__DIRECTIONS__
Filter the records for "screenshot" and keep each line that has it.
(DATA TO PROCESS begins)
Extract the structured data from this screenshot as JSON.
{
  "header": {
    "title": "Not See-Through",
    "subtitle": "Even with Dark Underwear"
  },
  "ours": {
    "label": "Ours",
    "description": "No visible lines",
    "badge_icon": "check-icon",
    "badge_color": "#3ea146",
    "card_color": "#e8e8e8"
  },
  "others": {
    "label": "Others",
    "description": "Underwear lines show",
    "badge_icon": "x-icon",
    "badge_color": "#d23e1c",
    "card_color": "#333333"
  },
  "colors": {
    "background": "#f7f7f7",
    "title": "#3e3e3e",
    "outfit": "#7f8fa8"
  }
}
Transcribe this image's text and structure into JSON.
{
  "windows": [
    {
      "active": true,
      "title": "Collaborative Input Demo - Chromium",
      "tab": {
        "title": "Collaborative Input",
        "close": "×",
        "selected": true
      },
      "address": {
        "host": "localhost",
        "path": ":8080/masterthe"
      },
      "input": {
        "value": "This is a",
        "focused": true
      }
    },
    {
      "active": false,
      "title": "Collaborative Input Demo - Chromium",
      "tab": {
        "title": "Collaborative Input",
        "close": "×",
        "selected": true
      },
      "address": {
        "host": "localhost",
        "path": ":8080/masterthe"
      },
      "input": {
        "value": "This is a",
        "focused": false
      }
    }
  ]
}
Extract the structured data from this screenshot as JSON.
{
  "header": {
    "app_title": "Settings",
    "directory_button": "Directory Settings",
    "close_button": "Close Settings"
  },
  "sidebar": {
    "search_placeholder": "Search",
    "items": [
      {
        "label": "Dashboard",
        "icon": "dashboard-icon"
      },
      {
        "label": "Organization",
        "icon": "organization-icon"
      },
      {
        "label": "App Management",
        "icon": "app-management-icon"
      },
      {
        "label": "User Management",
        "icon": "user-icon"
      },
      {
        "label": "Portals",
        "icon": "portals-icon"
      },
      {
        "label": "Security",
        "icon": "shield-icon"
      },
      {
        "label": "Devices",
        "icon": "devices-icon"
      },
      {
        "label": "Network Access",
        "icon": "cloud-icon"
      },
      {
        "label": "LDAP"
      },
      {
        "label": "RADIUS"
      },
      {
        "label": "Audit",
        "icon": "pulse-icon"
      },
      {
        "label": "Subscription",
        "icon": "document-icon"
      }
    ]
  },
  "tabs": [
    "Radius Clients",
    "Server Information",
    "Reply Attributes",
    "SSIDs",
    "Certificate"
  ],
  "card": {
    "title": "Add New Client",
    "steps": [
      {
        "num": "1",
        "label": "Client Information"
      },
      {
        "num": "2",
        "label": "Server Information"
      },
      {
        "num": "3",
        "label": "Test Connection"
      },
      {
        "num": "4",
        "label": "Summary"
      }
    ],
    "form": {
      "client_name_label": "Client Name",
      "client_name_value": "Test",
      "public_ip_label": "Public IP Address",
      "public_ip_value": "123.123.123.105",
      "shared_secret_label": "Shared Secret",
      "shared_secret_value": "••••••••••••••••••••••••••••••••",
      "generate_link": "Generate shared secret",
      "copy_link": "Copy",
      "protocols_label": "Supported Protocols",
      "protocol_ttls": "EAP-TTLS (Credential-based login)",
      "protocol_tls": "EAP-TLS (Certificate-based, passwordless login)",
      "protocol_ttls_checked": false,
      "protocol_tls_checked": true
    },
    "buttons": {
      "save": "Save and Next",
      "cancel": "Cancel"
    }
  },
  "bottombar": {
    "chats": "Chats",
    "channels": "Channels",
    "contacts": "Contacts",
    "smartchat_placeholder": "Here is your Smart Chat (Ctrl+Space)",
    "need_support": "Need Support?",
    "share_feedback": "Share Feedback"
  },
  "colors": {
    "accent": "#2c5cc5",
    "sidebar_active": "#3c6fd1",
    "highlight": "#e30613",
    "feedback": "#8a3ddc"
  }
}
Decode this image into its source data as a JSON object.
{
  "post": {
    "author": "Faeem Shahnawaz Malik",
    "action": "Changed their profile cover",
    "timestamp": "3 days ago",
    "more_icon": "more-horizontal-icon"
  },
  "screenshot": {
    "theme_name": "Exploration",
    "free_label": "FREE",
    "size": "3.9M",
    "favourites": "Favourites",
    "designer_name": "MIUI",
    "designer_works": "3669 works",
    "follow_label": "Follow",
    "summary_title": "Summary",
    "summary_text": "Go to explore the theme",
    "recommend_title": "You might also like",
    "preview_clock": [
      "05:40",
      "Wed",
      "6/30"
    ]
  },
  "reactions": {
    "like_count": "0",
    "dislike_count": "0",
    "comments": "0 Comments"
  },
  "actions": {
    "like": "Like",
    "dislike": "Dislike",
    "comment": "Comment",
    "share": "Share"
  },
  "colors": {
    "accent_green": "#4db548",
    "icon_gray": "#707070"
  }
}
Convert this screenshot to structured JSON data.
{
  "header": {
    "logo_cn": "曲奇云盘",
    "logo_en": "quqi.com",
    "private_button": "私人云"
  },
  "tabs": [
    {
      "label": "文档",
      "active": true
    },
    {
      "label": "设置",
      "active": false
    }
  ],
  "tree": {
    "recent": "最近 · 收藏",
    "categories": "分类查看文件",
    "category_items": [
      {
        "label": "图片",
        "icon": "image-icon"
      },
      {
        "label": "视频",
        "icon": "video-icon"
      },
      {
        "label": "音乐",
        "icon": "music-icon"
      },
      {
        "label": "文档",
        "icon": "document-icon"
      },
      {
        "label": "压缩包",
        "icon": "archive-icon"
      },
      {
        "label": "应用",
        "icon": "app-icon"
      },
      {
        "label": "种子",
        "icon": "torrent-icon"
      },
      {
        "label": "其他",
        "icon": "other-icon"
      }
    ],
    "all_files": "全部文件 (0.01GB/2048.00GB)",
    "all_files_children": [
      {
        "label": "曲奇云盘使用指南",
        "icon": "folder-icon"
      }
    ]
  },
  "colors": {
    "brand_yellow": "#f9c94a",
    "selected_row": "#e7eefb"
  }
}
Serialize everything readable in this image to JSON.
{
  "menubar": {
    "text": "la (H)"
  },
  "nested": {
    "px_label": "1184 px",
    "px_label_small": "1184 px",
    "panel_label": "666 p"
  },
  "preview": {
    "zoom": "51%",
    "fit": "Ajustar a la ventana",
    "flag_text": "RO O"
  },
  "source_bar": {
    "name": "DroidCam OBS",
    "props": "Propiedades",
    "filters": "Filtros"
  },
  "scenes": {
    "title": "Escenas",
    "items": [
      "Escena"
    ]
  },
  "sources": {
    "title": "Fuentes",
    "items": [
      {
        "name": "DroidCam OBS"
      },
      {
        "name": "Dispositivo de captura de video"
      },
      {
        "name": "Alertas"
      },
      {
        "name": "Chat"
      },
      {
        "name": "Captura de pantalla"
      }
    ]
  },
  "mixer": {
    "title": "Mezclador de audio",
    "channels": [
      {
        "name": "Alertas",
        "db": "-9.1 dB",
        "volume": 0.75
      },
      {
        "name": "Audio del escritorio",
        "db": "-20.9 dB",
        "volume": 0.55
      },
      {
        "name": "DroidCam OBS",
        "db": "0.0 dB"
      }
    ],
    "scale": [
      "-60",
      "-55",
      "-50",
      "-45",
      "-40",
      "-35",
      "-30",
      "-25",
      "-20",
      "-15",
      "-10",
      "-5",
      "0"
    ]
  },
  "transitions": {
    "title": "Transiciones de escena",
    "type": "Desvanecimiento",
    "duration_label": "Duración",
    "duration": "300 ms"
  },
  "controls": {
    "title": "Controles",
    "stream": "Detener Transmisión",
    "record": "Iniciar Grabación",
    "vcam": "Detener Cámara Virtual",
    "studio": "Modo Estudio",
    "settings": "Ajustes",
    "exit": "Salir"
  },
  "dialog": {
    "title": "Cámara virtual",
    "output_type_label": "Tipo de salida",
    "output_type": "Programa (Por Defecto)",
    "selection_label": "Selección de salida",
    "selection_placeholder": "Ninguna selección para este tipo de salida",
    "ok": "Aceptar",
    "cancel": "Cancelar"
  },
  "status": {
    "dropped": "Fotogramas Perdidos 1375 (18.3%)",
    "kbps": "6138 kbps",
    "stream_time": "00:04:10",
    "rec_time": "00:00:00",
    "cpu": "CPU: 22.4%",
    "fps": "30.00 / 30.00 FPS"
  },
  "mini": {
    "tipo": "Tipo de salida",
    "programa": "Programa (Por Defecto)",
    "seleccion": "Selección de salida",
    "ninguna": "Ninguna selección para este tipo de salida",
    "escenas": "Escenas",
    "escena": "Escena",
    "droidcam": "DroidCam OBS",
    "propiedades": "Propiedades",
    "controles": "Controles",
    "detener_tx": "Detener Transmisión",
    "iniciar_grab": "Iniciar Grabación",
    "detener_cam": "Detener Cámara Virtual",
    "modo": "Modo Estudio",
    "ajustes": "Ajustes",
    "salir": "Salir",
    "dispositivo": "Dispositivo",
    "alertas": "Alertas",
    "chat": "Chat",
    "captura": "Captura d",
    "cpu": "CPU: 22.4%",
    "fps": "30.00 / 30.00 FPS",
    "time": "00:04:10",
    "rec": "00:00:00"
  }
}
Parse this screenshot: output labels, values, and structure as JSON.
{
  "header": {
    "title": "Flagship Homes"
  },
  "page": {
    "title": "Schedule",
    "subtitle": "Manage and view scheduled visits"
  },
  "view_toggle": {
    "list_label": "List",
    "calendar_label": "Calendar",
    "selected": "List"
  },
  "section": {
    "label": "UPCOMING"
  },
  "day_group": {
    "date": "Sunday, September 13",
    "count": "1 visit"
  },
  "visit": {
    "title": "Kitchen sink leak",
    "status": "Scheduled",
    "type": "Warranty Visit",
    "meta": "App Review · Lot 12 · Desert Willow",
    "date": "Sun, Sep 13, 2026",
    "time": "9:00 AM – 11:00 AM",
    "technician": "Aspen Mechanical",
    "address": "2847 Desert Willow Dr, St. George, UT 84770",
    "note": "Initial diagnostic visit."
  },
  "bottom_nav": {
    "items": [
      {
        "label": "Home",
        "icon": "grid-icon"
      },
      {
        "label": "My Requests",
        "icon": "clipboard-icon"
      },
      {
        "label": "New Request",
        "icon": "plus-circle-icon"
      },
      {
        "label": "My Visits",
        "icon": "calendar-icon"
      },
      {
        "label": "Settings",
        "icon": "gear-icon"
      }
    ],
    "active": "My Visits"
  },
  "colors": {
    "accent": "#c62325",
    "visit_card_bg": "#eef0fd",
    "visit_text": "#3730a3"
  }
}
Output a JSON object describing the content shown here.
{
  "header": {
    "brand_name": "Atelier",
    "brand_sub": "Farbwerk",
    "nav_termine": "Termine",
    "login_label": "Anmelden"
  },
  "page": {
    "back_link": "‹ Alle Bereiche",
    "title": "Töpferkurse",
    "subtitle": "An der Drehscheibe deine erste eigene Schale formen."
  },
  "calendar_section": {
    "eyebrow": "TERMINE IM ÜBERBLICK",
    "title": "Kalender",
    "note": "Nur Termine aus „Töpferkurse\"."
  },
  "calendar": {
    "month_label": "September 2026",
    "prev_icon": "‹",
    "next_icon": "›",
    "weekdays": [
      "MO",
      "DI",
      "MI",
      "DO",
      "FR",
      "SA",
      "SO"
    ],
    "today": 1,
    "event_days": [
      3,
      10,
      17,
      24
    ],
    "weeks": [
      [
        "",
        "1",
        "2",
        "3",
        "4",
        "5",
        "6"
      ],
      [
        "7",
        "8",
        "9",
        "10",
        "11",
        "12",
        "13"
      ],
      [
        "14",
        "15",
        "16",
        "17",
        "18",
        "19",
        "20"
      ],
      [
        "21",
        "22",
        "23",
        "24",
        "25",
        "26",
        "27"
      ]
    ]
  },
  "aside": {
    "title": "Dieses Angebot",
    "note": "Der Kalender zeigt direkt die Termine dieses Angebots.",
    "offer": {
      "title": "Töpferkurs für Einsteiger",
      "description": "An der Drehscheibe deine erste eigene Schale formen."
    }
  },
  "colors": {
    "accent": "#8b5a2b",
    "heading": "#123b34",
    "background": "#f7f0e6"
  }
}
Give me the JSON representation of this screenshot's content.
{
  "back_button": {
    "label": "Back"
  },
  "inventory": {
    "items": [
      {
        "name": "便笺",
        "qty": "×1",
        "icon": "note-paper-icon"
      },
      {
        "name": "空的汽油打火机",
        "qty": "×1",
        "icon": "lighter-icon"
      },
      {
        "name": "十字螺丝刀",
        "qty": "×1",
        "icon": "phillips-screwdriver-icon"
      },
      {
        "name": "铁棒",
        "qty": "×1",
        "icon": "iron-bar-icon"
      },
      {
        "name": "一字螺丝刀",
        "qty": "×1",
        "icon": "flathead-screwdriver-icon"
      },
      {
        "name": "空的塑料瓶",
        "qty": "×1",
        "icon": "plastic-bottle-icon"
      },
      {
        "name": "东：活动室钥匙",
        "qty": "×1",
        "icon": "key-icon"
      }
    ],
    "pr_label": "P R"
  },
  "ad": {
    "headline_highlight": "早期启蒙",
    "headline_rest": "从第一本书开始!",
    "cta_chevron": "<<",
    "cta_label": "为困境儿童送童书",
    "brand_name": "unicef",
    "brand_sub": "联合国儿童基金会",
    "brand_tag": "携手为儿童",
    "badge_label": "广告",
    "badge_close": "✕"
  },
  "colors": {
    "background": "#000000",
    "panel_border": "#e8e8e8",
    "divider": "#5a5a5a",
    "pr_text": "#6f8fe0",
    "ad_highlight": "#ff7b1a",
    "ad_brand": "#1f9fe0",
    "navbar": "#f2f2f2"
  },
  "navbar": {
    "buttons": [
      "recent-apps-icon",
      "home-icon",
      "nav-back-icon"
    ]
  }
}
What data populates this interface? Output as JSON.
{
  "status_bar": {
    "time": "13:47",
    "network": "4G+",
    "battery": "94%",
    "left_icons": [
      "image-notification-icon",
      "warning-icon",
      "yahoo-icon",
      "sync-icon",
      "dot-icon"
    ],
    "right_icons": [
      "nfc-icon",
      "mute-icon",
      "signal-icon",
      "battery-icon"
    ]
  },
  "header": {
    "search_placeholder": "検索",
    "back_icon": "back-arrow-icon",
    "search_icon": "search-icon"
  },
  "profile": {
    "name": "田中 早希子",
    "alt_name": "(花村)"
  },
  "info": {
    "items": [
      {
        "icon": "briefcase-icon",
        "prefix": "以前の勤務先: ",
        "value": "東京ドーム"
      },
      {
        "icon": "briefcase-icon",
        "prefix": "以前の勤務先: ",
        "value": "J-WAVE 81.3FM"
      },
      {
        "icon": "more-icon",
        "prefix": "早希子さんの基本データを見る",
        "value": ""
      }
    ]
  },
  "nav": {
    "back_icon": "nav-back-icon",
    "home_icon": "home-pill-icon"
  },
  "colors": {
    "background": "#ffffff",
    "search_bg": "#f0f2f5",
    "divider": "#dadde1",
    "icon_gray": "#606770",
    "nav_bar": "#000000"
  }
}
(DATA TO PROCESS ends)
__EXERCISE RESULT__
Extract the structured data from this screenshot as JSON.
Extract the structured data from this screenshot as JSON.
  "screenshot": {
Convert this screenshot to structured JSON data.
Parse this screenshot: output labels, values, and structure as JSON.
Give me the JSON representation of this screenshot's content.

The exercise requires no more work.